In an era characterized by rapid change, it’s good to be able to count on things. When it comes to losing, when it comes to ineptitude, when it comes to futility — Wizards fans have been able to count on the team and its management. Since Ernie Grunfeld took control of the team’s direction in 2003-04, the Wizards have the league’s third worst winning percentage. This season — Grunfeld’s 11th with the team — they’re tied for the league’s fourth worst winning percentage through nine games. Maybe owner Ted Leonsis deems that progress.
How typical is the bad start? Over the past 11 seasons, the Wizards’ record in their first nine games is 30-69. The average start by Washington teams built by Grunfeld 2.7-6.3. That’s a .303 winning percentage. Which is bad. As in, about a 25-win team over the course of an 82-game season.
It’s still early in the season, and I expect the team to improve and make a run at the playoffs, but as the numbers below demonstrate — the team is being hurt by lack of depth and by lack of production from the players who are supposed to be its stars. I’ll get to the “stars” in a moment, but the team’s lack of quality players on its bench was both foreseeable and fixable during the offseason.
Re-litigating the bungled offseason isn’t useful at this point except as a reminder — the roster is the product of front office decisions. Eric Maynor and Al Harrington (the team’s free agent acquisitions) are Wizards instead of DeJuan Blair. The team holds the rights to Tomas Satoransky instead of the production of Jae Crowder, Kyle O’Quinn or Orlando Johnson. They have Glen Rice rather than Nate Wolters.
And this isn’t even going back to 2011, which included gems like picking Jan Vesely AND Chris Singleton ahead of Kenneth Faried.
Trying to look at the bright side, the numbers suggest that the team is getting a bit better than average production from its starters. Bradley Beal is the lone exception — he’s had some good games sprinkled into some real clunkers (about what should be expected from a youngster in his second season).
The problem? The production from John Wall, Nene and Marcin Gortat is perilously close to average. The Wizards need significant production from all three, especially Wall, if they’re going to be a decent team this year. Last March, Wall played like a potential MVP candidate. So far this season, he’s playing like a run-of-the-mill starter.
So, to the first Player Production Average (PPA) update of the season. PPA is a player rating stat I put together that credits players for things they do that contribute to winning and debits them for things that hurt the cause (each in regression-analyzed proper proportion). PPA includes defense, is pace-adjusted, and incorporates a “degree of difficulty” factor based on the strength of the opposing lineup. In PPA, 100 = average, higher is better, and replacement level is 45.
Back to bright side stuff for a moment — Trevor Ariza, Jan Vesely and Eric Maynor are each out-performing their pre-season projections and their level of play last season.

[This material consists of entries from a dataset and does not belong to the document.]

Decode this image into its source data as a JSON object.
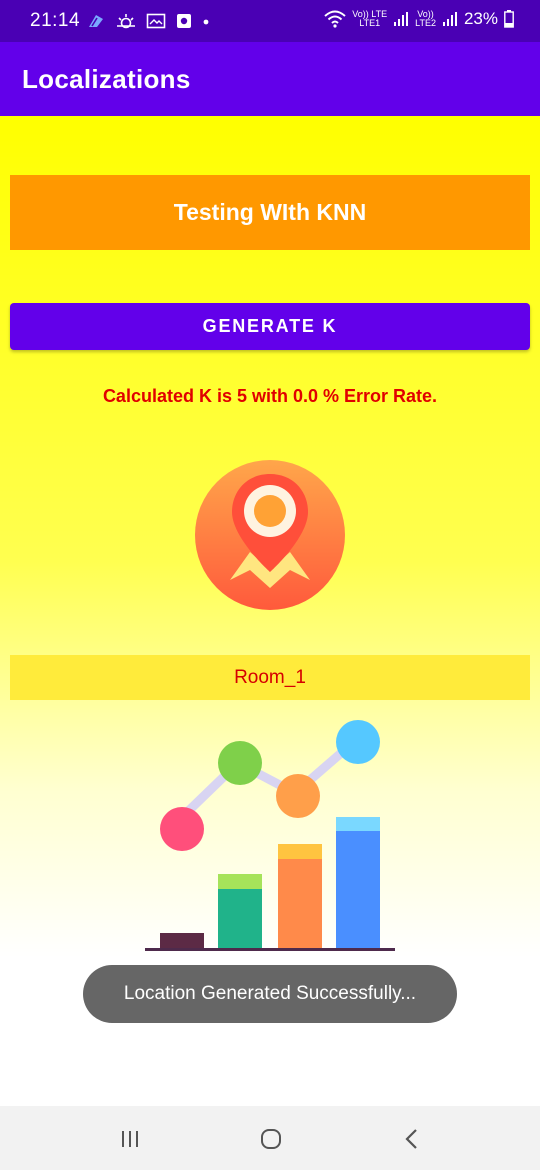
{
  "status_bar": {
    "time": "21:14",
    "battery": "23%",
    "sim1_label_top": "Vo)) LTE",
    "sim1_label_bottom": "LTE1",
    "sim2_label_top": "Vo))",
    "sim2_label_bottom": "LTE2"
  },
  "app_bar": {
    "title": "Localizations"
  },
  "main": {
    "title": "Testing WIth KNN",
    "generate_button": "GENERATE K",
    "result_text": "Calculated K is 5 with 0.0 % Error Rate.",
    "room_label": "Room_1"
  },
  "toast": {
    "message": "Location Generated Successfully..."
  },
  "icons": {
    "location_pin": "map-pin-icon",
    "analytics": "bar-chart-icon",
    "nav_recent": "recent-apps-icon",
    "nav_home": "home-icon",
    "nav_back": "back-icon"
  },
  "colors": {
    "status_bar": "#4a00b4",
    "app_bar": "#6200ea",
    "title_box": "#ff9800",
    "result_text": "#e00000",
    "room_bar": "#ffeb3b",
    "toast": "#666666"
  }
}
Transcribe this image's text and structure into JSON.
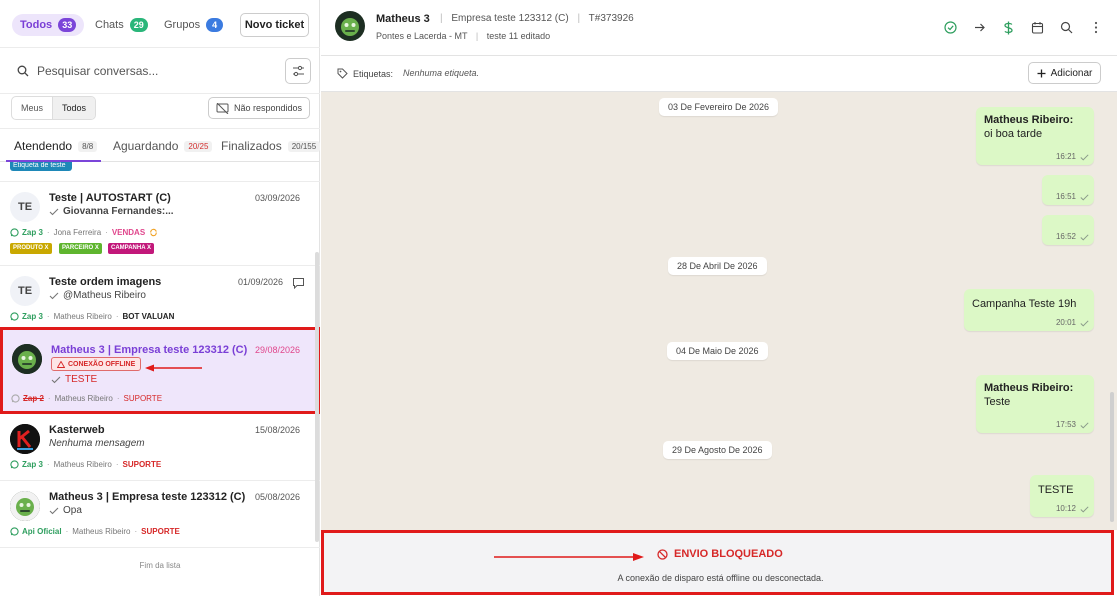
{
  "filters": {
    "todos": {
      "label": "Todos",
      "count": "33"
    },
    "chats": {
      "label": "Chats",
      "count": "29"
    },
    "grupos": {
      "label": "Grupos",
      "count": "4"
    },
    "new_ticket": "Novo ticket"
  },
  "search": {
    "placeholder": "Pesquisar conversas..."
  },
  "view_toggle": {
    "mine": "Meus",
    "all": "Todos"
  },
  "unanswered_label": "Não respondidos",
  "tabs": [
    {
      "label": "Atendendo",
      "count": "8/8"
    },
    {
      "label": "Aguardando",
      "count": "20/25"
    },
    {
      "label": "Finalizados",
      "count": "20/155"
    }
  ],
  "top_tag_text": "Etiqueta de teste",
  "tickets": [
    {
      "initials": "TE",
      "name": "Teste | AUTOSTART (C)",
      "date": "03/09/2026",
      "last_message": "Giovanna Fernandes:...",
      "connection": "Zap 3",
      "agent": "Jona Ferreira",
      "queue": "VENDAS",
      "tags": [
        {
          "label": "PRODUTO X",
          "color": "#c9a800"
        },
        {
          "label": "PARCEIRO X",
          "color": "#5fb52e"
        },
        {
          "label": "CAMPANHA X",
          "color": "#c2187a"
        }
      ]
    },
    {
      "initials": "TE",
      "name": "Teste ordem imagens",
      "date": "01/09/2026",
      "last_message": "@Matheus Ribeiro",
      "connection": "Zap 3",
      "agent": "Matheus Ribeiro",
      "queue": "BOT VALUAN"
    },
    {
      "name": "Matheus 3 | Empresa teste 123312 (C)",
      "date": "29/08/2026",
      "badge": "CONEXÃO OFFLINE",
      "last_message": "TESTE",
      "connection": "Zap 2",
      "agent": "Matheus Ribeiro",
      "queue": "SUPORTE"
    },
    {
      "name": "Kasterweb",
      "date": "15/08/2026",
      "last_message": "Nenhuma mensagem",
      "connection": "Zap 3",
      "agent": "Matheus Ribeiro",
      "queue": "SUPORTE"
    },
    {
      "name": "Matheus 3 | Empresa teste 123312 (C)",
      "date": "05/08/2026",
      "last_message": "Opa",
      "connection": "Api Oficial",
      "agent": "Matheus Ribeiro",
      "queue": "SUPORTE"
    }
  ],
  "end_of_list": "Fim da lista",
  "chat": {
    "contact_name": "Matheus 3",
    "company": "Empresa teste 123312 (C)",
    "ticket_id": "T#373926",
    "location": "Pontes e Lacerda - MT",
    "note": "teste 11 editado",
    "tags_label": "Etiquetas:",
    "tags_empty": "Nenhuma etiqueta.",
    "add_label": "Adicionar",
    "dates": [
      "03 De Fevereiro De 2026",
      "28 De Abril De 2026",
      "04 De Maio De 2026",
      "29 De Agosto De 2026"
    ],
    "messages": [
      {
        "sender": "Matheus Ribeiro:",
        "text": "oi boa tarde",
        "time": "16:21"
      },
      {
        "sender": "",
        "text": "",
        "time": "16:51"
      },
      {
        "sender": "",
        "text": "",
        "time": "16:52"
      },
      {
        "sender": "",
        "text": "Campanha Teste 19h",
        "time": "20:01"
      },
      {
        "sender": "Matheus Ribeiro:",
        "text": "Teste",
        "time": "17:53"
      },
      {
        "sender": "",
        "text": "TESTE",
        "time": "10:12"
      }
    ],
    "blocked_title": "ENVIO BLOQUEADO",
    "blocked_message": "A conexão de disparo está offline ou desconectada."
  },
  "colors": {
    "accent": "#7b45d9",
    "alert": "#d62828",
    "bubble": "#dcf8c6",
    "chat_bg": "#efeae2",
    "whatsapp": "#2e9e5e"
  }
}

It’s tempting to brand Ariza’s play as the standard contract-year surge, except that it’s largely in line with his career norms except for a slight uptick in field goal attempts.
In scant playing time, Vesely has done just about everything the team could hope he’d provide. His offense is abysmal, but he does contribute offensive rebounds, which help. He’s also helping on the defensive glass. I anticipate his PPA to decline as he gets more playing time.

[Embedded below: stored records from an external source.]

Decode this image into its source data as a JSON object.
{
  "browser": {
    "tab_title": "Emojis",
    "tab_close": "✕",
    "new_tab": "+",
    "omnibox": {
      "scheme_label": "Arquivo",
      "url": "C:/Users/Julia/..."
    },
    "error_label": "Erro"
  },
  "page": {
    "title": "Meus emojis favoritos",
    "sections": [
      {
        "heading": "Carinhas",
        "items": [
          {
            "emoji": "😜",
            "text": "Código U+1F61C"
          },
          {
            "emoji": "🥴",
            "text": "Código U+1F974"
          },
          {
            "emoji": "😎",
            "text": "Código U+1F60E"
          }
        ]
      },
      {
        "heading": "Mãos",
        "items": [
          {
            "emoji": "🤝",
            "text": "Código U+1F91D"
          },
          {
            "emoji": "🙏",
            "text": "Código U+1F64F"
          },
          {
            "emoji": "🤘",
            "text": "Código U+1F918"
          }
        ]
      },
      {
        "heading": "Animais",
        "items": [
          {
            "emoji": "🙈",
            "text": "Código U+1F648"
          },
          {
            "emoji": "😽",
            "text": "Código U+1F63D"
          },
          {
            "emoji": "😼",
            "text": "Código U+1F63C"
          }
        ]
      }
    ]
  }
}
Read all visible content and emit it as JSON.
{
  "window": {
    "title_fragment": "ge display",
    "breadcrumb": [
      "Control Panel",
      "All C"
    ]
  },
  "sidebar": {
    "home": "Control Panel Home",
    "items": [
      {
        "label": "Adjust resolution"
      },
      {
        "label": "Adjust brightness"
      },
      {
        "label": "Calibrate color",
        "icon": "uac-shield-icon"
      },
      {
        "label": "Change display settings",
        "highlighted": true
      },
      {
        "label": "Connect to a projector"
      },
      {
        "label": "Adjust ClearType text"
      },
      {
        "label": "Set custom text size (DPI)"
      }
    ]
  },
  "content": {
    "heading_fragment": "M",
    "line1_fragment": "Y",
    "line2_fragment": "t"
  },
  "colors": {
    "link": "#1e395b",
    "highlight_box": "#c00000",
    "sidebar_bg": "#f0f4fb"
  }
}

Maynor’s PPA is deceptively high. He had an outstanding 14 minutes against Miami — about 15% of his total minutes to date. The rest of his minutes have been bad. Keep in mind that back in September, Grunfeld had this to say about Maynor (h/t to Matt Kremnitzer’s superior Google search skills for the link):
We wanted to upgrade our backup point guard position and Eric [Maynor] has been with us now, three weeks in a row. He’s very solid, very steady. He brings a little poise to the game. He knows how to play. So we feel we’ve upgraded that position.

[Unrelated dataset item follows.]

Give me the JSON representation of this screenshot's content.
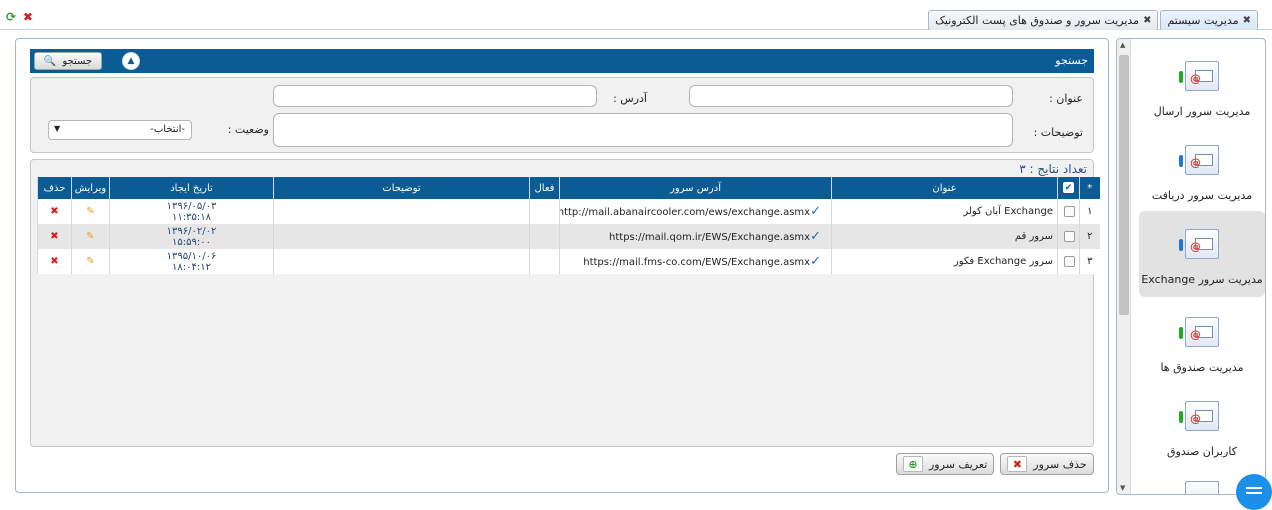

Basically, that the PPA table is saying is that when the Wizards top players are on the floor, they’re slightly better than average — something borne out by the on/off data. But there’s a big drop-off when they go to the bench. Big drop-offs to the bench aren’t atypical — lots of teams see major production drops when they use reserves. There are often very good reasons why guys are reserves. But, good teams have their starters outplay the opposing starters.
The Wizards starters hold their own, but the team falls apart when they use the bench. That’s not a recipe to reach the playoffs. It’s the recipe for 2-7. It’s the right mix for consistent futility.
And here’s a truly terrifying question for Wizards fans: How bad would this team be if they weren’t in “win now” mode?